[Start of section]

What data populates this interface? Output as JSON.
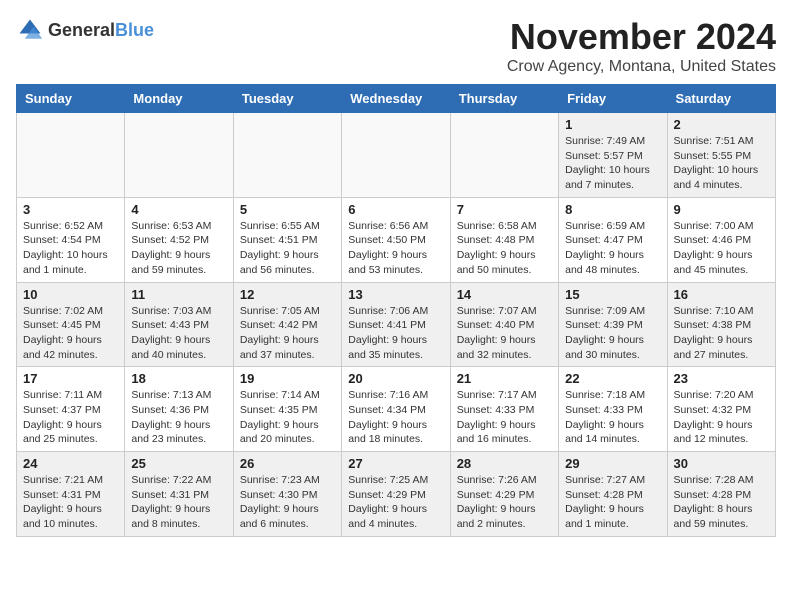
{
  "logo": {
    "general": "General",
    "blue": "Blue"
  },
  "title": "November 2024",
  "location": "Crow Agency, Montana, United States",
  "headers": [
    "Sunday",
    "Monday",
    "Tuesday",
    "Wednesday",
    "Thursday",
    "Friday",
    "Saturday"
  ],
  "rows": [
    [
      {
        "day": "",
        "info": ""
      },
      {
        "day": "",
        "info": ""
      },
      {
        "day": "",
        "info": ""
      },
      {
        "day": "",
        "info": ""
      },
      {
        "day": "",
        "info": ""
      },
      {
        "day": "1",
        "info": "Sunrise: 7:49 AM\nSunset: 5:57 PM\nDaylight: 10 hours\nand 7 minutes."
      },
      {
        "day": "2",
        "info": "Sunrise: 7:51 AM\nSunset: 5:55 PM\nDaylight: 10 hours\nand 4 minutes."
      }
    ],
    [
      {
        "day": "3",
        "info": "Sunrise: 6:52 AM\nSunset: 4:54 PM\nDaylight: 10 hours\nand 1 minute."
      },
      {
        "day": "4",
        "info": "Sunrise: 6:53 AM\nSunset: 4:52 PM\nDaylight: 9 hours\nand 59 minutes."
      },
      {
        "day": "5",
        "info": "Sunrise: 6:55 AM\nSunset: 4:51 PM\nDaylight: 9 hours\nand 56 minutes."
      },
      {
        "day": "6",
        "info": "Sunrise: 6:56 AM\nSunset: 4:50 PM\nDaylight: 9 hours\nand 53 minutes."
      },
      {
        "day": "7",
        "info": "Sunrise: 6:58 AM\nSunset: 4:48 PM\nDaylight: 9 hours\nand 50 minutes."
      },
      {
        "day": "8",
        "info": "Sunrise: 6:59 AM\nSunset: 4:47 PM\nDaylight: 9 hours\nand 48 minutes."
      },
      {
        "day": "9",
        "info": "Sunrise: 7:00 AM\nSunset: 4:46 PM\nDaylight: 9 hours\nand 45 minutes."
      }
    ],
    [
      {
        "day": "10",
        "info": "Sunrise: 7:02 AM\nSunset: 4:45 PM\nDaylight: 9 hours\nand 42 minutes."
      },
      {
        "day": "11",
        "info": "Sunrise: 7:03 AM\nSunset: 4:43 PM\nDaylight: 9 hours\nand 40 minutes."
      },
      {
        "day": "12",
        "info": "Sunrise: 7:05 AM\nSunset: 4:42 PM\nDaylight: 9 hours\nand 37 minutes."
      },
      {
        "day": "13",
        "info": "Sunrise: 7:06 AM\nSunset: 4:41 PM\nDaylight: 9 hours\nand 35 minutes."
      },
      {
        "day": "14",
        "info": "Sunrise: 7:07 AM\nSunset: 4:40 PM\nDaylight: 9 hours\nand 32 minutes."
      },
      {
        "day": "15",
        "info": "Sunrise: 7:09 AM\nSunset: 4:39 PM\nDaylight: 9 hours\nand 30 minutes."
      },
      {
        "day": "16",
        "info": "Sunrise: 7:10 AM\nSunset: 4:38 PM\nDaylight: 9 hours\nand 27 minutes."
      }
    ],
    [
      {
        "day": "17",
        "info": "Sunrise: 7:11 AM\nSunset: 4:37 PM\nDaylight: 9 hours\nand 25 minutes."
      },
      {
        "day": "18",
        "info": "Sunrise: 7:13 AM\nSunset: 4:36 PM\nDaylight: 9 hours\nand 23 minutes."
      },
      {
        "day": "19",
        "info": "Sunrise: 7:14 AM\nSunset: 4:35 PM\nDaylight: 9 hours\nand 20 minutes."
      },
      {
        "day": "20",
        "info": "Sunrise: 7:16 AM\nSunset: 4:34 PM\nDaylight: 9 hours\nand 18 minutes."
      },
      {
        "day": "21",
        "info": "Sunrise: 7:17 AM\nSunset: 4:33 PM\nDaylight: 9 hours\nand 16 minutes."
      },
      {
        "day": "22",
        "info": "Sunrise: 7:18 AM\nSunset: 4:33 PM\nDaylight: 9 hours\nand 14 minutes."
      },
      {
        "day": "23",
        "info": "Sunrise: 7:20 AM\nSunset: 4:32 PM\nDaylight: 9 hours\nand 12 minutes."
      }
    ],
    [
      {
        "day": "24",
        "info": "Sunrise: 7:21 AM\nSunset: 4:31 PM\nDaylight: 9 hours\nand 10 minutes."
      },
      {
        "day": "25",
        "info": "Sunrise: 7:22 AM\nSunset: 4:31 PM\nDaylight: 9 hours\nand 8 minutes."
      },
      {
        "day": "26",
        "info": "Sunrise: 7:23 AM\nSunset: 4:30 PM\nDaylight: 9 hours\nand 6 minutes."
      },
      {
        "day": "27",
        "info": "Sunrise: 7:25 AM\nSunset: 4:29 PM\nDaylight: 9 hours\nand 4 minutes."
      },
      {
        "day": "28",
        "info": "Sunrise: 7:26 AM\nSunset: 4:29 PM\nDaylight: 9 hours\nand 2 minutes."
      },
      {
        "day": "29",
        "info": "Sunrise: 7:27 AM\nSunset: 4:28 PM\nDaylight: 9 hours\nand 1 minute."
      },
      {
        "day": "30",
        "info": "Sunrise: 7:28 AM\nSunset: 4:28 PM\nDaylight: 8 hours\nand 59 minutes."
      }
    ]
  ]
}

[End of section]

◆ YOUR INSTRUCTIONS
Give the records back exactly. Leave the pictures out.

◆ WRITTEN SOLUTION
What data populates this interface? Output as JSON.
{
  "logo": {
    "general": "General",
    "blue": "Blue"
  },
  "title": "November 2024",
  "location": "Crow Agency, Montana, United States",
  "headers": [
    "Sunday",
    "Monday",
    "Tuesday",
    "Wednesday",
    "Thursday",
    "Friday",
    "Saturday"
  ],
  "rows": [
    [
      {
        "day": "",
        "info": ""
      },
      {
        "day": "",
        "info": ""
      },
      {
        "day": "",
        "info": ""
      },
      {
        "day": "",
        "info": ""
      },
      {
        "day": "",
        "info": ""
      },
      {
        "day": "1",
        "info": "Sunrise: 7:49 AM\nSunset: 5:57 PM\nDaylight: 10 hours\nand 7 minutes."
      },
      {
        "day": "2",
        "info": "Sunrise: 7:51 AM\nSunset: 5:55 PM\nDaylight: 10 hours\nand 4 minutes."
      }
    ],
    [
      {
        "day": "3",
        "info": "Sunrise: 6:52 AM\nSunset: 4:54 PM\nDaylight: 10 hours\nand 1 minute."
      },
      {
        "day": "4",
        "info": "Sunrise: 6:53 AM\nSunset: 4:52 PM\nDaylight: 9 hours\nand 59 minutes."
      },
      {
        "day": "5",
        "info": "Sunrise: 6:55 AM\nSunset: 4:51 PM\nDaylight: 9 hours\nand 56 minutes."
      },
      {
        "day": "6",
        "info": "Sunrise: 6:56 AM\nSunset: 4:50 PM\nDaylight: 9 hours\nand 53 minutes."
      },
      {
        "day": "7",
        "info": "Sunrise: 6:58 AM\nSunset: 4:48 PM\nDaylight: 9 hours\nand 50 minutes."
      },
      {
        "day": "8",
        "info": "Sunrise: 6:59 AM\nSunset: 4:47 PM\nDaylight: 9 hours\nand 48 minutes."
      },
      {
        "day": "9",
        "info": "Sunrise: 7:00 AM\nSunset: 4:46 PM\nDaylight: 9 hours\nand 45 minutes."
      }
    ],
    [
      {
        "day": "10",
        "info": "Sunrise: 7:02 AM\nSunset: 4:45 PM\nDaylight: 9 hours\nand 42 minutes."
      },
      {
        "day": "11",
        "info": "Sunrise: 7:03 AM\nSunset: 4:43 PM\nDaylight: 9 hours\nand 40 minutes."
      },
      {
        "day": "12",
        "info": "Sunrise: 7:05 AM\nSunset: 4:42 PM\nDaylight: 9 hours\nand 37 minutes."
      },
      {
        "day": "13",
        "info": "Sunrise: 7:06 AM\nSunset: 4:41 PM\nDaylight: 9 hours\nand 35 minutes."
      },
      {
        "day": "14",
        "info": "Sunrise: 7:07 AM\nSunset: 4:40 PM\nDaylight: 9 hours\nand 32 minutes."
      },
      {
        "day": "15",
        "info": "Sunrise: 7:09 AM\nSunset: 4:39 PM\nDaylight: 9 hours\nand 30 minutes."
      },
      {
        "day": "16",
        "info": "Sunrise: 7:10 AM\nSunset: 4:38 PM\nDaylight: 9 hours\nand 27 minutes."
      }
    ],
    [
      {
        "day": "17",
        "info": "Sunrise: 7:11 AM\nSunset: 4:37 PM\nDaylight: 9 hours\nand 25 minutes."
      },
      {
        "day": "18",
        "info": "Sunrise: 7:13 AM\nSunset: 4:36 PM\nDaylight: 9 hours\nand 23 minutes."
      },
      {
        "day": "19",
        "info": "Sunrise: 7:14 AM\nSunset: 4:35 PM\nDaylight: 9 hours\nand 20 minutes."
      },
      {
        "day": "20",
        "info": "Sunrise: 7:16 AM\nSunset: 4:34 PM\nDaylight: 9 hours\nand 18 minutes."
      },
      {
        "day": "21",
        "info": "Sunrise: 7:17 AM\nSunset: 4:33 PM\nDaylight: 9 hours\nand 16 minutes."
      },
      {
        "day": "22",
        "info": "Sunrise: 7:18 AM\nSunset: 4:33 PM\nDaylight: 9 hours\nand 14 minutes."
      },
      {
        "day": "23",
        "info": "Sunrise: 7:20 AM\nSunset: 4:32 PM\nDaylight: 9 hours\nand 12 minutes."
      }
    ],
    [
      {
        "day": "24",
        "info": "Sunrise: 7:21 AM\nSunset: 4:31 PM\nDaylight: 9 hours\nand 10 minutes."
      },
      {
        "day": "25",
        "info": "Sunrise: 7:22 AM\nSunset: 4:31 PM\nDaylight: 9 hours\nand 8 minutes."
      },
      {
        "day": "26",
        "info": "Sunrise: 7:23 AM\nSunset: 4:30 PM\nDaylight: 9 hours\nand 6 minutes."
      },
      {
        "day": "27",
        "info": "Sunrise: 7:25 AM\nSunset: 4:29 PM\nDaylight: 9 hours\nand 4 minutes."
      },
      {
        "day": "28",
        "info": "Sunrise: 7:26 AM\nSunset: 4:29 PM\nDaylight: 9 hours\nand 2 minutes."
      },
      {
        "day": "29",
        "info": "Sunrise: 7:27 AM\nSunset: 4:28 PM\nDaylight: 9 hours\nand 1 minute."
      },
      {
        "day": "30",
        "info": "Sunrise: 7:28 AM\nSunset: 4:28 PM\nDaylight: 8 hours\nand 59 minutes."
      }
    ]
  ]
}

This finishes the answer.